Research in action: an experiment in rural Mozambique
Panelist Francisco Santos, the CEO of a Mozambican cotton ginning and export business, described what this research approach looks like on the ground. As part of the Coalition, JFS-SAN piloted a simple mobile-based platform to improve its engagement with its suppliers – a network of more than 20,000 smallholder farmers in Niassa province. In return for providing these farmers with access to basic cotton inputs and extension services, the company has exclusive rights to purchase seed cotton in the province. When successful, systems like this are a win-win opportunity – companies gain reliable access to local raw materials, while farmers gain access to inputs, financing, technical expertise, and a reliable buyer. Yet these models often suffer from low production and limited loyalty on the part of the farmers, who often engage in side selling.
Seeking to improve the productivity, wellbeing, and loyalty of its suppliers without adding to the size of its extension team, JFS-SAN tested a mobile-based customer-supplier relationship management (CSRM) platform that established two-way communication in order to improve “customer service” to farmers, strengthen the relationship, encourage farmers to grow cotton over other crops, and share best practices to increase yields.
Although the pilot did not prove cost effective for the company in the first year, initial results were encouraging. Farmers who received mobile phones sold 12 percent more cotton than the control group. Further analysis showed that farmers using the platform planted cotton at a higher rate, were less likely to abandon planted cotton for other crops, had a better understanding of best practices, and were overall, more satisfied with JFS-SAN as a company. With a few design and operational improvements, the innovation has the potential to deliver greater impact and a positive financial return.
Lessons from the field
The JFS-SAN pilot offers several valuable lessons around the use of mobile technology with smallholder producers, which are relevant to agribusinesses operating in similar rural contexts in sub-Saharan Africa. Learning highlights include:
- Better targeting of phones can drive up impact and lower costs. Seeking to quickly drive up phone ownership in an inclusive manner, JFS-SAN gave mobile phones to farmers at no cost. Requiring a small opt-in payment for the phone would help reveal demand and increase engagement levels. Moreover, a company might be able to replicate this program with lower costs in a market with higher pre-existing mobile phone ownership.
- Delivery receipts can allow for better targeting of content: Having the technical capability to track delivery of messages would allow a company to drive down costs by targeting future messages to active users.

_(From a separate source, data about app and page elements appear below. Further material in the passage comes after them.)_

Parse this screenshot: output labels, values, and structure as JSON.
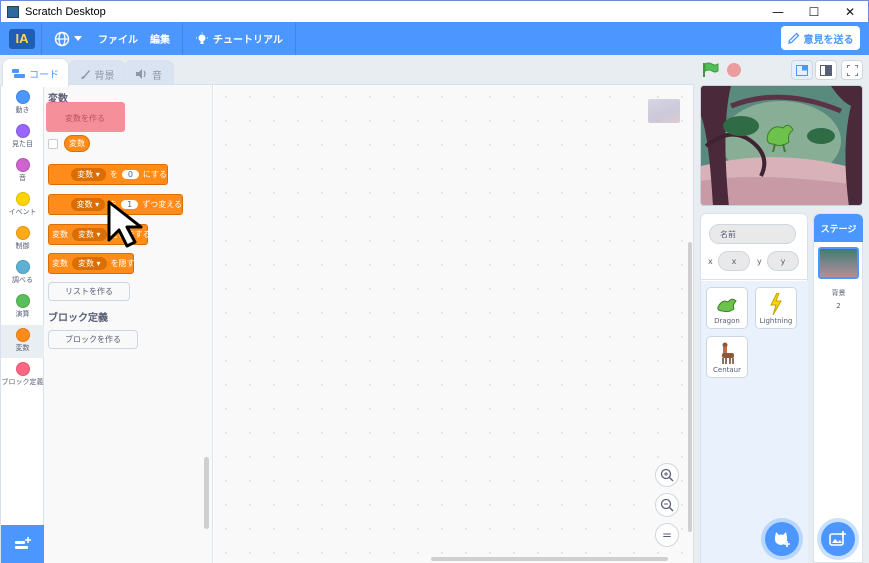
{
  "window": {
    "title": "Scratch Desktop",
    "controls": [
      "—",
      "☐",
      "✕"
    ]
  },
  "menubar": {
    "logo_text": "IA",
    "items": [
      "ファイル",
      "編集"
    ],
    "tutorial": "チュートリアル",
    "feedback": "意見を送る"
  },
  "tabs": [
    "コード",
    "背景",
    "音"
  ],
  "categories": [
    {
      "label": "動き",
      "color": "#4c97ff"
    },
    {
      "label": "見た目",
      "color": "#9966ff"
    },
    {
      "label": "音",
      "color": "#cf63cf"
    },
    {
      "label": "イベント",
      "color": "#ffd500"
    },
    {
      "label": "制御",
      "color": "#ffab19"
    },
    {
      "label": "調べる",
      "color": "#5cb1d6"
    },
    {
      "label": "演算",
      "color": "#59c059"
    },
    {
      "label": "変数",
      "color": "#ff8c1a"
    },
    {
      "label": "ブロック定義",
      "color": "#ff6680"
    }
  ],
  "palette": {
    "section_variables": "変数",
    "make_variable": "変数を作る",
    "var_reporter": "変数",
    "block_set": {
      "dropdown": "変数",
      "to": "を",
      "value": "0",
      "suffix": "にする"
    },
    "block_change": {
      "dropdown": "変数",
      "to": "を",
      "value": "1",
      "suffix": "ずつ変える"
    },
    "block_show": {
      "prefix": "変数",
      "dropdown": "変数",
      "suffix": "を表示する"
    },
    "block_hide": {
      "prefix": "変数",
      "dropdown": "変数",
      "suffix": "を隠す"
    },
    "make_list": "リストを作る",
    "section_my_blocks": "ブロック定義",
    "make_block": "ブロックを作る"
  },
  "canvas": {
    "zoom_in": "+",
    "zoom_out": "−",
    "zoom_reset": "="
  },
  "sprite_info": {
    "name_placeholder": "名前",
    "x_label": "x",
    "x_placeholder": "x",
    "y_label": "y",
    "y_placeholder": "y"
  },
  "sprites": [
    "Dragon",
    "Lightning",
    "Centaur"
  ],
  "stage_panel": {
    "tab": "ステージ",
    "backdrops_label": "背景",
    "backdrops_count": "2"
  }
}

- Field testing of hardware is a critical requirement. After procuring phones that proved to be of poor quality in the pre-pilot phase, JFS-SAN tested a variety of phones to assess quality, durability, ease of use, and solar charging speed to select the right mobile device.
- Prioritizing SMS messages over voice messages will produce similar results at lower costs, even in low literacy contexts.
- Even with basic mobile technology, training is needed to improve adoption. JFS-SAN found that farmers in their remote rural context lacked basic phone literacy, despite growing mobile phone penetration in Mozambique. A rigorous and structured training session on phone usage greatly benefited the farmers.
For detailed results and insights from the pilot, read the full case study here. Seeking to contribute to a stronger and more inclusive sector through knowledge sharing, the Coalition for Smallholder Sourcing published four case studies on company-led innovations in Mozambique and Uganda – spanning new strategis, models of engagement, and technologies.
As Nupur Parikh noted at AGRF, “There is little knowledge sharing between companies, not even when they are not direct competitors. As a result, companies are not always aware of the new approaches or best practices being developed elsewhere.” Greater coordination and cooperation could unleash the enormous growth potential of contract farming and strengthen the future of agriculture.